Citing PatentFiling datePublication dateApplicantTitle
US8340761 *Jun 3, 2010Dec 25, 2012Cardiac Pacemakers, Inc.Myocardial infarction treatment system with electronic repositioning
US20110040344 *Jun 3, 2010Feb 17, 2011Mokelke Eric AMyocardial infarction treatment system with electronic repositioning
Classifications
U.S. Classification607/9
International ClassificationA61N1/362
Cooperative ClassificationA61N1/365, A61N1/37288, A61B5/0031, A61N1/368, A61N1/3702, A61N1/37258, A61N1/37282
European ClassificationA61N1/365
Legal Events
DateCodeEventDescription
Sep 30, 2008ASAssignment
Owner name: MEDTRONIC, INC.,MINNESOTA
Free format text: ASSIGNMENT OF ASSIGNORS INTEREST;ASSIGNORS:SIGG, DANIEL C.;COLES, JAMES A., JR.;WARKENTIN, DWIGHT H. AND OTHERS;SIGNED BETWEEN 20080731 AND 20080806;US-ASSIGNMENT DATABASE UPDATED:20100413;REEL/FRAME:21610/792
Free format text: ASSIGNMENT OF ASSIGNORS INTEREST;ASSIGNORS:SIGG, DANIEL C.;COLES, JAMES A., JR.;WARKENTIN, DWIGHT H.;AND OTHERS;SIGNING DATES FROM 20080731 TO 20080806;REEL/FRAME:021610/0792

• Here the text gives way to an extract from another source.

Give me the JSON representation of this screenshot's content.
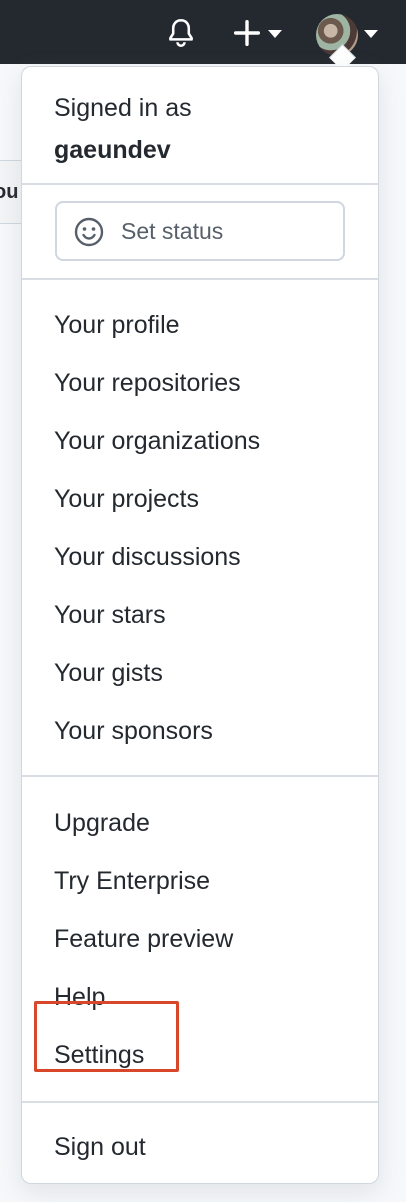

Owner name: MEDTRONIC, INC., MINNESOTA